As with so many organizations and institutions, 2020 really tested our mettle at the San Diego County Bar Association. I’m exceedingly proud of the way our Board, staff, volunteer leaders, and entire community rose to meet 2020’s substantial challenges, including the pandemic, the related court closures and impacts on the justice system and practice of law. We became the voice of lawyers and their clients seeking to ensure access to the courts. We did so in myriad ways, including by hosting five “State of the Court” webinars with the leadership of our local state and federal trial and appellate courts, which drew more than 5,000 attendees. We offered several sessions early in the pandemic when our superior courts remained closed, and made them free to the entire community. I’ve heard from countless lawyers who said they tuned in to the programs to receive updates vital to their law practices and their clients. To continue bench-bar relations and ongoing dialogue, in the Fall of 2020, we hosted multiple virtual “Breakouts with the Bench” discussions by practice area, which provided an update to practitioners from the court leadership and time for members to join breakout rooms with judges and other lawyers.

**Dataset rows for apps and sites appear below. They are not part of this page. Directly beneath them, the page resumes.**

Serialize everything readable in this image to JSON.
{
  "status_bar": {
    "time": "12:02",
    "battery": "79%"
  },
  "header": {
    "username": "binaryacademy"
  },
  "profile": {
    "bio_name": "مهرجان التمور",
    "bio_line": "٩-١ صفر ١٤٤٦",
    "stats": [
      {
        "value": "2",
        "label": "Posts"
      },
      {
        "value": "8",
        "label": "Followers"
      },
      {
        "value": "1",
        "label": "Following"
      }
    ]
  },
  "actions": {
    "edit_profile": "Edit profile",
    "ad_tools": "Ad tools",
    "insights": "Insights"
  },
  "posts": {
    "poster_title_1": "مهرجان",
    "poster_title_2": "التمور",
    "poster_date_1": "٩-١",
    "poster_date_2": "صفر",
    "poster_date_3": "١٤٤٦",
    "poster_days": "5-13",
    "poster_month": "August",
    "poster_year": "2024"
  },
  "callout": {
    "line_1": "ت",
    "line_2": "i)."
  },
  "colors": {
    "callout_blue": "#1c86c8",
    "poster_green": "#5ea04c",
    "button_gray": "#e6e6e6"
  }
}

Our members appreciated the chance to connect with their colleagues and the court, and ask questions about the ever-changing environment as the pandemic evolved. In addition to navigating the pandemic, our Association placed a renewed and urgent focus on social justice issues and took public positions in support of racial justice, ranging from an early statement in March condemning the use of racist and xenophobic terminology to describe COVID-19, to a June statement condemning racism and violence against communities of color and committing to work toward positive change, to proactive comment letters we submitted to the Supreme Court in September about the bar exam cut score and to the State Bar in November about taking a holistic view of wellness as part of competency to practice. We also navigated contested primary and general elections in the height of a pandemic, including communicating to the public about voting rights, voting access, and judicial elections in San Diego County. Even with all of 2020’s challenges, proudly, our organization continued to grow its membership and reached historically high levels of member engagement from across the County. And, finally, we developed a new three-year strategic plan with six focus areas: (1) to sustain, grow and engage our membership, (2) to provide unique, relevant and targeted programming, (3) to keep our membership at the forefront of technology, (4) to promote and provide wellness offerings, (5) to build lawyers as leaders, and (6) to ensure financial sustainability to meet the needs of our members. We also adopted a new mission statement – “to connect lawyers and support their success and fulfillment.” While we began that work in January 2020, we pressed on during the pandemic, formulating those goals and a mission statement that will guide the Association’s work for years to come. While 2020 wasn’t the year any of us expected, I look back with pride on our collective work to address the immediate challenges that arose, while also building for the future.